December 20, 2014 -- Updated 2019 GMT (0419 HKT)
On perhaps this year's most compelling drama, the credits have yet to roll. But we still need to learn some cyber lessons to protect America, suggest John McCain.
December 22, 2014 -- Updated 2239 GMT (0639 HKT)
Conservatives know easing the trade embargo with Cuba is good for America. They should just admit it, says Fareed Zakaria.
December 20, 2014 -- Updated 0112 GMT (0912 HKT)
We're a world away from Pakistan in geography, but not in sentiment, writes Donna Brazile.
December 19, 2014 -- Updated 1709 GMT (0109 HKT)

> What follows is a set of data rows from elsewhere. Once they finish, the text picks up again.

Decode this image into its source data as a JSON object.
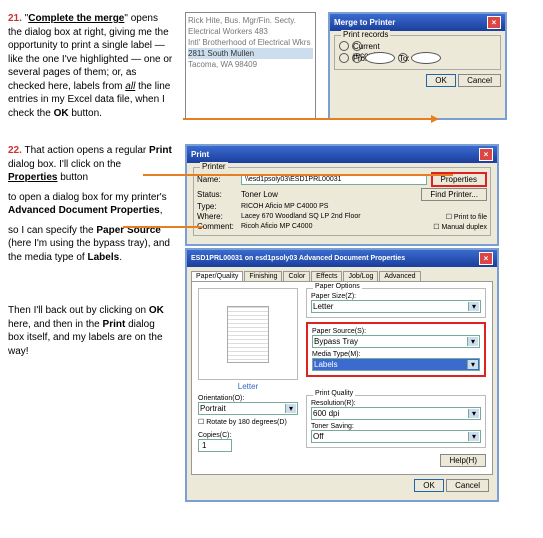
{
  "step21": {
    "num": "21.",
    "p1a": "  \"",
    "p1b": "Complete the merge",
    "p1c": "\" opens the dialog box at right, giving me the opportunity to print a single label — like the one I've highlighted — one or several pages of them; or, as checked here, labels from ",
    "p1d": "all",
    "p1e": " the line entries in my Excel data file, when I check the ",
    "p1f": "OK",
    "p1g": " button."
  },
  "list": {
    "r1": "Rick Hite, Bus. Mgr/Fin. Secty.",
    "r2": "Electrical Workers 483",
    "r3": "Intl' Brotherhood of Electrical Wkrs",
    "r4": "2811 South Mullen",
    "r5": "Tacoma, WA 98409"
  },
  "merge": {
    "title": "Merge to Printer",
    "legend": "Print records",
    "opt_current": "Current record",
    "opt_from": "From:",
    "to": "To:",
    "ok": "OK",
    "cancel": "Cancel"
  },
  "step22": {
    "num": "22.",
    "p1": "  That action opens a regular ",
    "p2": "Print",
    "p3": " dialog box.  I'll click on the ",
    "p4": "Properties",
    "p5": " button",
    "p6": "to open a dialog box for my printer's ",
    "p7": "Advanced Document Properties",
    "p8": ",",
    "p9": "so I can specify the ",
    "p10": "Paper Source",
    "p11": " (here I'm using the bypass tray), and the media type of ",
    "p12": "Labels",
    "p13": "."
  },
  "then": {
    "p1": "Then I'll back out by clicking on ",
    "p2": "OK",
    "p3": " here, and then in the ",
    "p4": "Print",
    "p5": " dialog box itself, and my labels are on the way!"
  },
  "print": {
    "title": "Print",
    "printer": "Printer",
    "name": "Name:",
    "namev": "\\\\esd1psoly03\\ESD1PRL00031",
    "status": "Status:",
    "statusv": "Toner Low",
    "type": "Type:",
    "typev": "RICOH Aficio MP C4000 PS",
    "where": "Where:",
    "wherev": "Lacey 670 Woodland SQ LP 2nd Floor",
    "comment": "Comment:",
    "commentv": "Ricoh Aficio MP C4000",
    "properties": "Properties",
    "find": "Find Printer...",
    "tofile": "Print to file",
    "manual": "Manual duplex"
  },
  "adv": {
    "title": "ESD1PRL00031 on esd1psoly03 Advanced Document Properties",
    "tabs": [
      "Paper/Quality",
      "Finishing",
      "Color",
      "Effects",
      "Job/Log",
      "Advanced"
    ],
    "paperopt": "Paper Options",
    "papersize": "Paper Size(Z):",
    "papersizev": "Letter",
    "papersrc": "Paper Source(S):",
    "papersrcv": "Bypass Tray",
    "mediatype": "Media Type(M):",
    "mediatypev": "Labels",
    "letter": "Letter",
    "orient": "Orientation(O):",
    "orientv": "Portrait",
    "rotate": "Rotate by 180 degrees(D)",
    "copies": "Copies(C):",
    "copiesv": "1",
    "quality": "Print Quality",
    "res": "Resolution(R):",
    "resv": "600 dpi",
    "toner": "Toner Saving:",
    "tonerv": "Off",
    "help": "Help(H)",
    "ok": "OK",
    "cancel": "Cancel"
  }
}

How about a world where we have murderers but no murders? The police still chase down criminals who commit murder, we have trials and justice is handed out...but no one dies.
December 18, 2014 -- Updated 2345 GMT (0745 HKT)
The U.S. must respond to North Korea's alleged hacking of Sony, says Christian Whiton. Failing to do so will only embolden it.
December 19, 2014 -- Updated 2134 GMT (0534 HKT)
President Obama has been flexing his executive muscles lately despite Democrat's losses, writes Gloria Borger
December 18, 2014 -- Updated 1951 GMT (0351 HKT)
Jeff Yang says the film industry's surrender will have lasting implications.
December 18, 2014 -- Updated 2113 GMT (0513 HKT)
Newt Gingrich: No one should underestimate the historic importance of the collapse of American defenses in the Sony Pictures attack.
December 10, 2014 -- Updated 1255 GMT (2055 HKT)
Dean Obeidallah asks how the genuine Stephen Colbert will do, compared to "Stephen Colbert"
December 18, 2014 -- Updated 1734 GMT (0134 HKT)
Some GOP politicians want drug tests for welfare recipients; Eric Liu says bailed-out execs should get equal treatment
December 18, 2014 -- Updated 1342 GMT (2142 HKT)
Louis Perez: Obama introduced a long-absent element of lucidity into U.S. policy on Cuba.
December 16, 2014 -- Updated 1740 GMT (0140 HKT)
The slaughter of more than 130 children by the Pakistani Taliban may prove as pivotal to Pakistan's security policy as the 9/11 attacks were for the U.S., says Peter Bergen.
ADVERTISEMENT